Work instructions:
Your reply should be the entries, output word for word, with each picture omitted.

Excerpted data:
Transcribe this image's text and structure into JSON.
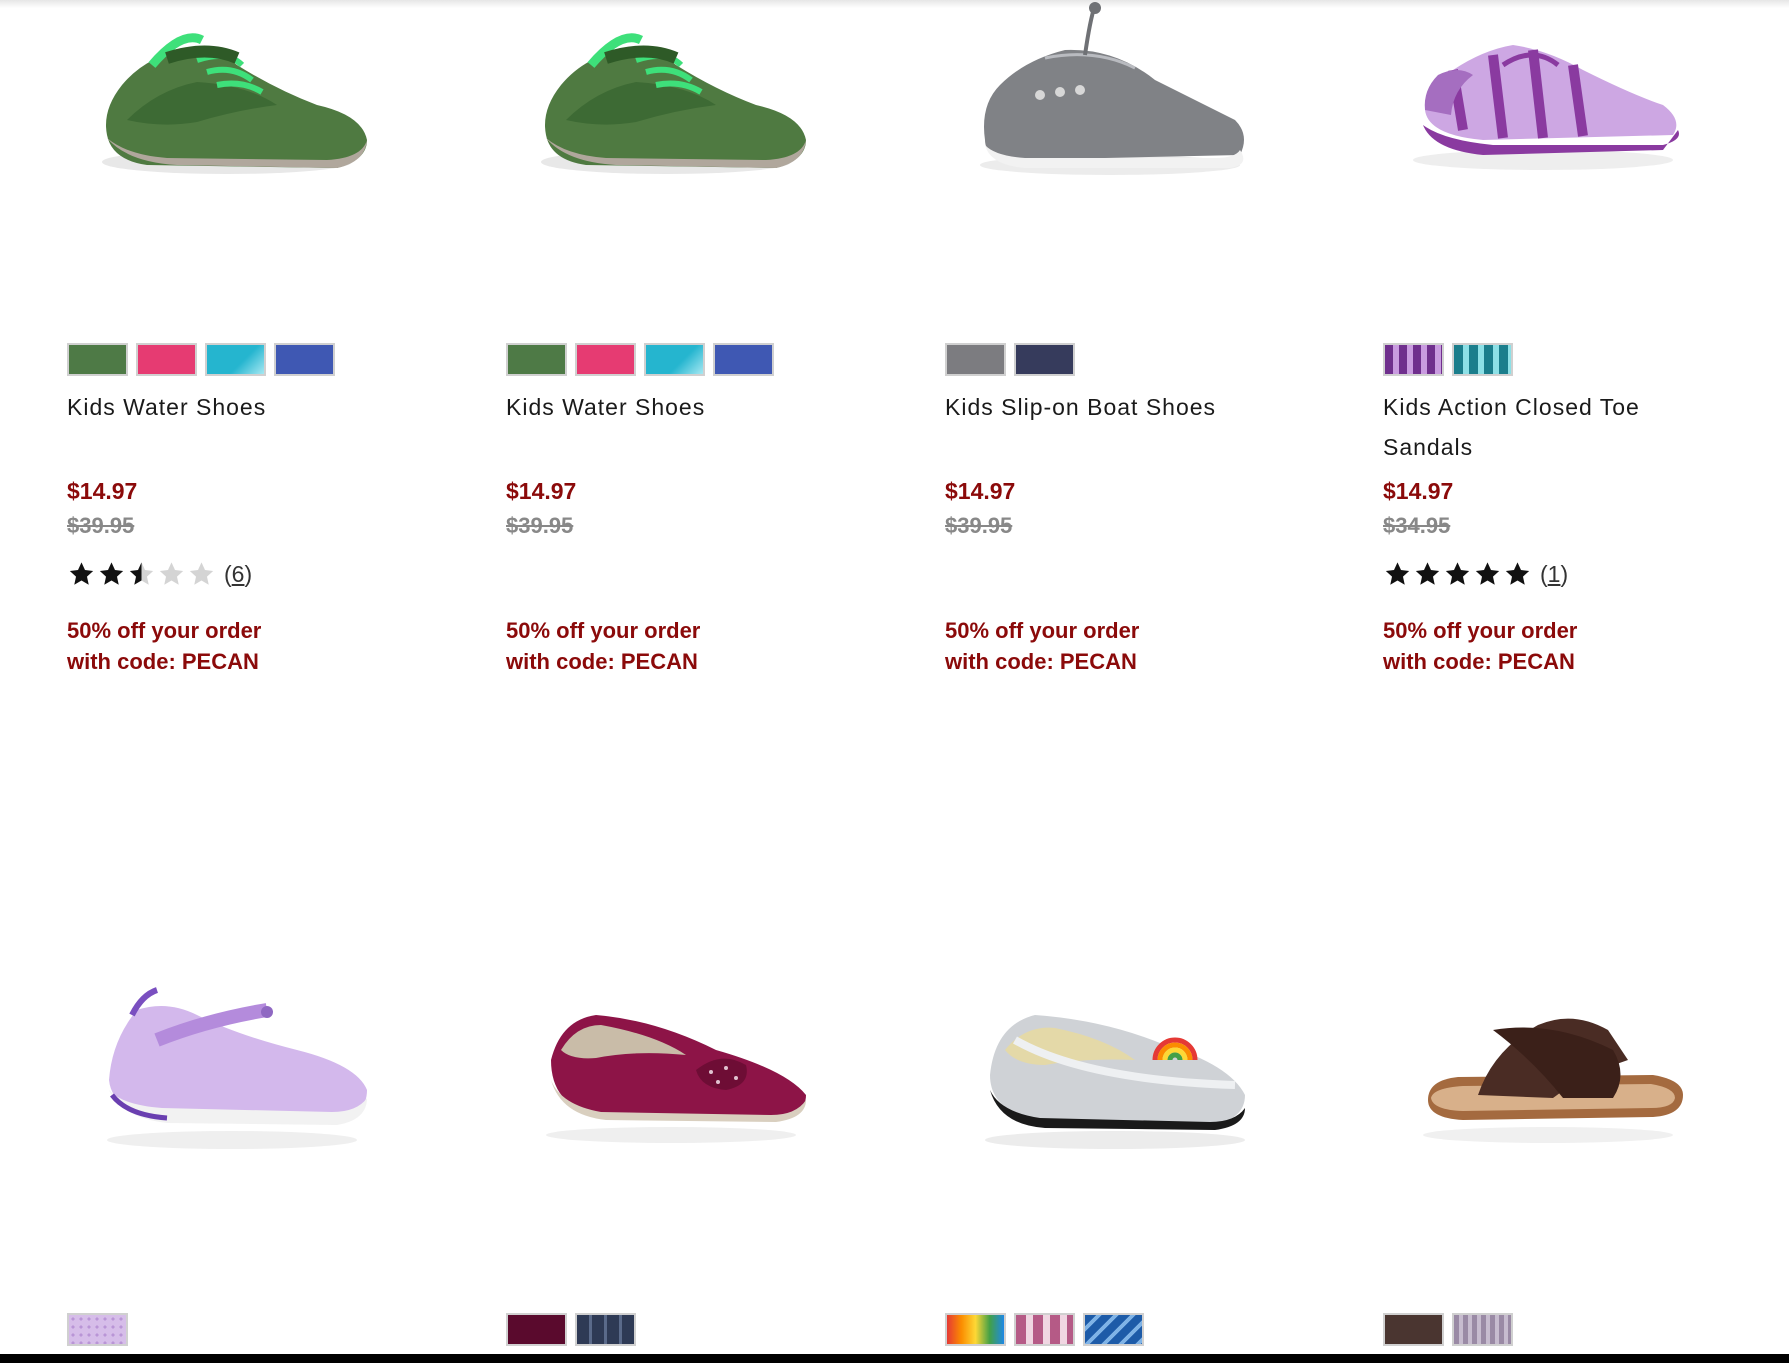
{
  "products": [
    {
      "name": "Kids Water Shoes",
      "price": "$14.97",
      "original_price": "$39.95",
      "rating": 2.5,
      "review_count": "6",
      "promo_line1": "50% off your order",
      "promo_line2": "with code: PECAN",
      "swatches": [
        "#4e7a46",
        "#e63b72",
        "#25b5cf",
        "#3f58b3"
      ],
      "image_icon": "green-water-shoe-image"
    },
    {
      "name": "Kids Water Shoes",
      "price": "$14.97",
      "original_price": "$39.95",
      "promo_line1": "50% off your order",
      "promo_line2": "with code: PECAN",
      "swatches": [
        "#4e7a46",
        "#e63b72",
        "#25b5cf",
        "#3f58b3"
      ],
      "image_icon": "green-water-shoe-image"
    },
    {
      "name": "Kids Slip-on Boat Shoes",
      "price": "$14.97",
      "original_price": "$39.95",
      "promo_line1": "50% off your order",
      "promo_line2": "with code: PECAN",
      "swatches": [
        "#7c7c80",
        "#363b5c"
      ],
      "image_icon": "grey-boat-shoe-image"
    },
    {
      "name": "Kids Action Closed Toe Sandals",
      "price": "$14.97",
      "original_price": "$34.95",
      "rating": 5,
      "review_count": "1",
      "promo_line1": "50% off your order",
      "promo_line2": "with code: PECAN",
      "swatches": [
        "#8b4fa5",
        "#2b9aa7"
      ],
      "image_icon": "purple-sandal-image"
    },
    {
      "swatches": [
        "#c9a2dc"
      ],
      "image_icon": "lavender-mary-jane-image"
    },
    {
      "swatches": [
        "#5a0a2d",
        "#2e3a55"
      ],
      "image_icon": "burgundy-velvet-flat-image"
    },
    {
      "swatches": [
        "#e7a84a",
        "#b55a86",
        "#1d5ba8"
      ],
      "image_icon": "silver-rainbow-loafer-image"
    },
    {
      "swatches": [
        "#4a3530",
        "#9a8aa5"
      ],
      "image_icon": "brown-slide-sandal-image"
    }
  ]
}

Task response:
Transcribe this image's text and structure into JSON.
{
  "products": [
    {
      "name": "Kids Water Shoes",
      "price": "$14.97",
      "original_price": "$39.95",
      "rating": 2.5,
      "review_count": "6",
      "promo_line1": "50% off your order",
      "promo_line2": "with code: PECAN",
      "swatches": [
        "#4e7a46",
        "#e63b72",
        "#25b5cf",
        "#3f58b3"
      ],
      "image_icon": "green-water-shoe-image"
    },
    {
      "name": "Kids Water Shoes",
      "price": "$14.97",
      "original_price": "$39.95",
      "promo_line1": "50% off your order",
      "promo_line2": "with code: PECAN",
      "swatches": [
        "#4e7a46",
        "#e63b72",
        "#25b5cf",
        "#3f58b3"
      ],
      "image_icon": "green-water-shoe-image"
    },
    {
      "name": "Kids Slip-on Boat Shoes",
      "price": "$14.97",
      "original_price": "$39.95",
      "promo_line1": "50% off your order",
      "promo_line2": "with code: PECAN",
      "swatches": [
        "#7c7c80",
        "#363b5c"
      ],
      "image_icon": "grey-boat-shoe-image"
    },
    {
      "name": "Kids Action Closed Toe Sandals",
      "price": "$14.97",
      "original_price": "$34.95",
      "rating": 5,
      "review_count": "1",
      "promo_line1": "50% off your order",
      "promo_line2": "with code: PECAN",
      "swatches": [
        "#8b4fa5",
        "#2b9aa7"
      ],
      "image_icon": "purple-sandal-image"
    },
    {
      "swatches": [
        "#c9a2dc"
      ],
      "image_icon": "lavender-mary-jane-image"
    },
    {
      "swatches": [
        "#5a0a2d",
        "#2e3a55"
      ],
      "image_icon": "burgundy-velvet-flat-image"
    },
    {
      "swatches": [
        "#e7a84a",
        "#b55a86",
        "#1d5ba8"
      ],
      "image_icon": "silver-rainbow-loafer-image"
    },
    {
      "swatches": [
        "#4a3530",
        "#9a8aa5"
      ],
      "image_icon": "brown-slide-sandal-image"
    }
  ]
}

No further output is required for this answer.